**About this exercise**
In this exercise, the data must be written out exactly.

**Data provided**
= = = = = = =

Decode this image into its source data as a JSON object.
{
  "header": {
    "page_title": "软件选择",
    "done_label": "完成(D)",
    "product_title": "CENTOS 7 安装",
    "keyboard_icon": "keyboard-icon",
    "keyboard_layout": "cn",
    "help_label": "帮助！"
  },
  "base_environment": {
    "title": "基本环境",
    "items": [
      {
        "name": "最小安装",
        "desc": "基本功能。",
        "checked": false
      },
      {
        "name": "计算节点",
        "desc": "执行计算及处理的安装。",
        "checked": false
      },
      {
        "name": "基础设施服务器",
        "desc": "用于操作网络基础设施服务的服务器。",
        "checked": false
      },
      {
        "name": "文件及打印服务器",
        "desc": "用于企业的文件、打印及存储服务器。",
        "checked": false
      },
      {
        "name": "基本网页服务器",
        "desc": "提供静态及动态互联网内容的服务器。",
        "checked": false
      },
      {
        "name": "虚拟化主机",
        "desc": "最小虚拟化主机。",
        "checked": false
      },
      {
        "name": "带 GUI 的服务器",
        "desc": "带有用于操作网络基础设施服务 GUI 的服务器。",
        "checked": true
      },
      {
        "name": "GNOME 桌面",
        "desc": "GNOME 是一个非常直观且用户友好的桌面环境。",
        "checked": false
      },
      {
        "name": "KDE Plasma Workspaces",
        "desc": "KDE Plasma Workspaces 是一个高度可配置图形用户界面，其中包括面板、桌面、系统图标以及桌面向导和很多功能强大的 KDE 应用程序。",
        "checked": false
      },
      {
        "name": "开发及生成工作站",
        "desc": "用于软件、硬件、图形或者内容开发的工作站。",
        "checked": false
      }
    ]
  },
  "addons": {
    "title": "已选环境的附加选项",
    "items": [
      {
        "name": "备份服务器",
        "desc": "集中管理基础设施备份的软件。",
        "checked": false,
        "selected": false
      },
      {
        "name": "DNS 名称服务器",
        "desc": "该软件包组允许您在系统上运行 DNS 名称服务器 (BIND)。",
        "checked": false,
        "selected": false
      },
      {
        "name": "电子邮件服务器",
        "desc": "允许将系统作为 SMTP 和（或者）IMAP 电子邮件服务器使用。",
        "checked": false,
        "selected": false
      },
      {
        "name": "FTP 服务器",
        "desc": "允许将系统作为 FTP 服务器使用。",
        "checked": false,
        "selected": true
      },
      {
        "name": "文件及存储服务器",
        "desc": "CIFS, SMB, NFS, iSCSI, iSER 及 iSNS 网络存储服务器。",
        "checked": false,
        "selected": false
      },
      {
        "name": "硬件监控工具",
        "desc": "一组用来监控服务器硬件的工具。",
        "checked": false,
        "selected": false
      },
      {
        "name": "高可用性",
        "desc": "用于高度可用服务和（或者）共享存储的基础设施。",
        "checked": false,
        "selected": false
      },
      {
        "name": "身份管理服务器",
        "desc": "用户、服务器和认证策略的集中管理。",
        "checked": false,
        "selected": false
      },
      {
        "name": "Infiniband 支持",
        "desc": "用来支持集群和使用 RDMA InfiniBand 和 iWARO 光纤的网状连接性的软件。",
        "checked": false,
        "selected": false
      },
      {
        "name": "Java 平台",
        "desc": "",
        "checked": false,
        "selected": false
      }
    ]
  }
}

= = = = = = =

**Reply to the task**
Decode this image into its source data as a JSON object.
{
  "header": {
    "page_title": "软件选择",
    "done_label": "完成(D)",
    "product_title": "CENTOS 7 安装",
    "keyboard_icon": "keyboard-icon",
    "keyboard_layout": "cn",
    "help_label": "帮助！"
  },
  "base_environment": {
    "title": "基本环境",
    "items": [
      {
        "name": "最小安装",
        "desc": "基本功能。",
        "checked": false
      },
      {
        "name": "计算节点",
        "desc": "执行计算及处理的安装。",
        "checked": false
      },
      {
        "name": "基础设施服务器",
        "desc": "用于操作网络基础设施服务的服务器。",
        "checked": false
      },
      {
        "name": "文件及打印服务器",
        "desc": "用于企业的文件、打印及存储服务器。",
        "checked": false
      },
      {
        "name": "基本网页服务器",
        "desc": "提供静态及动态互联网内容的服务器。",
        "checked": false
      },
      {
        "name": "虚拟化主机",
        "desc": "最小虚拟化主机。",
        "checked": false
      },
      {
        "name": "带 GUI 的服务器",
        "desc": "带有用于操作网络基础设施服务 GUI 的服务器。",
        "checked": true
      },
      {
        "name": "GNOME 桌面",
        "desc": "GNOME 是一个非常直观且用户友好的桌面环境。",
        "checked": false
      },
      {
        "name": "KDE Plasma Workspaces",
        "desc": "KDE Plasma Workspaces 是一个高度可配置图形用户界面，其中包括面板、桌面、系统图标以及桌面向导和很多功能强大的 KDE 应用程序。",
        "checked": false
      },
      {
        "name": "开发及生成工作站",
        "desc": "用于软件、硬件、图形或者内容开发的工作站。",
        "checked": false
      }
    ]
  },
  "addons": {
    "title": "已选环境的附加选项",
    "items": [
      {
        "name": "备份服务器",
        "desc": "集中管理基础设施备份的软件。",
        "checked": false,
        "selected": false
      },
      {
        "name": "DNS 名称服务器",
        "desc": "该软件包组允许您在系统上运行 DNS 名称服务器 (BIND)。",
        "checked": false,
        "selected": false
      },
      {
        "name": "电子邮件服务器",
        "desc": "允许将系统作为 SMTP 和（或者）IMAP 电子邮件服务器使用。",
        "checked": false,
        "selected": false
      },
      {
        "name": "FTP 服务器",
        "desc": "允许将系统作为 FTP 服务器使用。",
        "checked": false,
        "selected": true
      },
      {
        "name": "文件及存储服务器",
        "desc": "CIFS, SMB, NFS, iSCSI, iSER 及 iSNS 网络存储服务器。",
        "checked": false,
        "selected": false
      },
      {
        "name": "硬件监控工具",
        "desc": "一组用来监控服务器硬件的工具。",
        "checked": false,
        "selected": false
      },
      {
        "name": "高可用性",
        "desc": "用于高度可用服务和（或者）共享存储的基础设施。",
        "checked": false,
        "selected": false
      },
      {
        "name": "身份管理服务器",
        "desc": "用户、服务器和认证策略的集中管理。",
        "checked": false,
        "selected": false
      },
      {
        "name": "Infiniband 支持",
        "desc": "用来支持集群和使用 RDMA InfiniBand 和 iWARO 光纤的网状连接性的软件。",
        "checked": false,
        "selected": false
      },
      {
        "name": "Java 平台",
        "desc": "",
        "checked": false,
        "selected": false
      }
    ]
  }
}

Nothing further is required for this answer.